For that to happen, domain names need to be registered in the Domain Name System. DNS servers are spread all over the world, and help browsers resolve domain names to IP addresses. Internet service providers then connect users to the appropriate IP address.
The DNS network is administered by the Internet Corporation for Assigned Names and Numbers (ICANN). They oversee the development and architecture of the overall system at the top level. Up until recently, ICANN and DNS were the only methods to obtain a working domain name.
Web3 Domain Names
Web3 domain names are one of the most interesting usage cases for blockchain protocols. A Web3 domain system allows domain owners to control their domains using private keys. Unlike traditional domain names, no oversight organization oversees these domains.
How Domain Names Work
This has a number of practical applications. While DNS servers are spread all over the world, the system itself is centralized and controlled by ICANN. It’s therefore possible for ICANN to censor individuals, or cooperate with authorities to achieve the same result.
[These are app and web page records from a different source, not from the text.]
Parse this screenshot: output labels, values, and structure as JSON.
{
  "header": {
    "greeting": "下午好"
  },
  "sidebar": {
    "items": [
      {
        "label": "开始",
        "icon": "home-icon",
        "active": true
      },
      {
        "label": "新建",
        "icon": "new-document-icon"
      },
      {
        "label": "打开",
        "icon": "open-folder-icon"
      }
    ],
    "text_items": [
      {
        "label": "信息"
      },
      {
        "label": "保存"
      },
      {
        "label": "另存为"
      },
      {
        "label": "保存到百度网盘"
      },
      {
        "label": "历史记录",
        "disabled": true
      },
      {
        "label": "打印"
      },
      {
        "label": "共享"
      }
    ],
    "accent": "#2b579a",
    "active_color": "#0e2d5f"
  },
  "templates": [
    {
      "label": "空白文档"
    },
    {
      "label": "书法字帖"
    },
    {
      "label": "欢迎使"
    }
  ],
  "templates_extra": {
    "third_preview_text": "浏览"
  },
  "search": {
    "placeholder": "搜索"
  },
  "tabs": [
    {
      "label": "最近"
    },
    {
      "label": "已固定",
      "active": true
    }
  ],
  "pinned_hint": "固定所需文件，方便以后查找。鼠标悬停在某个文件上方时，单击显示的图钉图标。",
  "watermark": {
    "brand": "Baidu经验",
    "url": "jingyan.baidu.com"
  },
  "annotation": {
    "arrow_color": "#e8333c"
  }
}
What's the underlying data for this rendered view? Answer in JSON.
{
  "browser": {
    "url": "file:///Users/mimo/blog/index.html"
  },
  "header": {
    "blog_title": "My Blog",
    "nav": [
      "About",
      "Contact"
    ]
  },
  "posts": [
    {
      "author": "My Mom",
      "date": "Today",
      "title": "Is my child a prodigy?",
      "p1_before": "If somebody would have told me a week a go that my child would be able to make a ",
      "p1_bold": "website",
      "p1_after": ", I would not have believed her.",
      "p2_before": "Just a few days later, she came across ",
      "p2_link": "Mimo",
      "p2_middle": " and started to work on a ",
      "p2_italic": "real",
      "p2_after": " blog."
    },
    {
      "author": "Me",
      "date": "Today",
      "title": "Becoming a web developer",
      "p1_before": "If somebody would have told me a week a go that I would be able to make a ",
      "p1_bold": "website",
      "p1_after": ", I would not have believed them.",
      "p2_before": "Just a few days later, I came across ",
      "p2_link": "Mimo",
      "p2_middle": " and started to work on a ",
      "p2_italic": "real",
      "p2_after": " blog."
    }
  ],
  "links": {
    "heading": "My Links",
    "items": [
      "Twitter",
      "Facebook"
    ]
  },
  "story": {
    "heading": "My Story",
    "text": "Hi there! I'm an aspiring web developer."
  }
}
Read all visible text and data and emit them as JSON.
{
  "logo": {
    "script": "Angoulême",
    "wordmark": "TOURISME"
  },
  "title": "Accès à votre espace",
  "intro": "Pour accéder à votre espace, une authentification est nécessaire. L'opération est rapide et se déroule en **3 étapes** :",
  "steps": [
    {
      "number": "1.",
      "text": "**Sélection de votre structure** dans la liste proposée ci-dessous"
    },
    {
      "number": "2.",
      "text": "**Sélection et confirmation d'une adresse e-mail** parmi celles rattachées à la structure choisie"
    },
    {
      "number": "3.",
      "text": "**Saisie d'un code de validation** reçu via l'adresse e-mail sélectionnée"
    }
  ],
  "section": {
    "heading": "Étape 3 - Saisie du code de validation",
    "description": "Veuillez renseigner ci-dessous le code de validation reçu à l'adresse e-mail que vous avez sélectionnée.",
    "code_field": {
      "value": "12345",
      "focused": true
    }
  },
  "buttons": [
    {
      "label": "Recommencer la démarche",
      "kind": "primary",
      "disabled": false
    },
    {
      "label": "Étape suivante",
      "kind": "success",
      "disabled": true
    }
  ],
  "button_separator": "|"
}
In contrast, Web3 domain names are permanently etched into a public registry. They can’t be purged, modified, or censored by any third parties. As such, they provide an avenue for websites to fight back against censorship, effectively protecting freedom of speech.
Accessing Web3 domain names has historically required special software but is becoming easier to access. Users of popular browsers like Chrome or Firefox can now resolve Web3 domains directly through their browser with one small DNS change.
Another feature of Web3 domain names is that they can link to cryptocurrency wallets instead of websites. Asking for payments via “yourname.crypto” is more convenient and easier to remember than “1NVWiyvVLAuCoxzQ6Ujy4UDpkgRwe8VPwW.”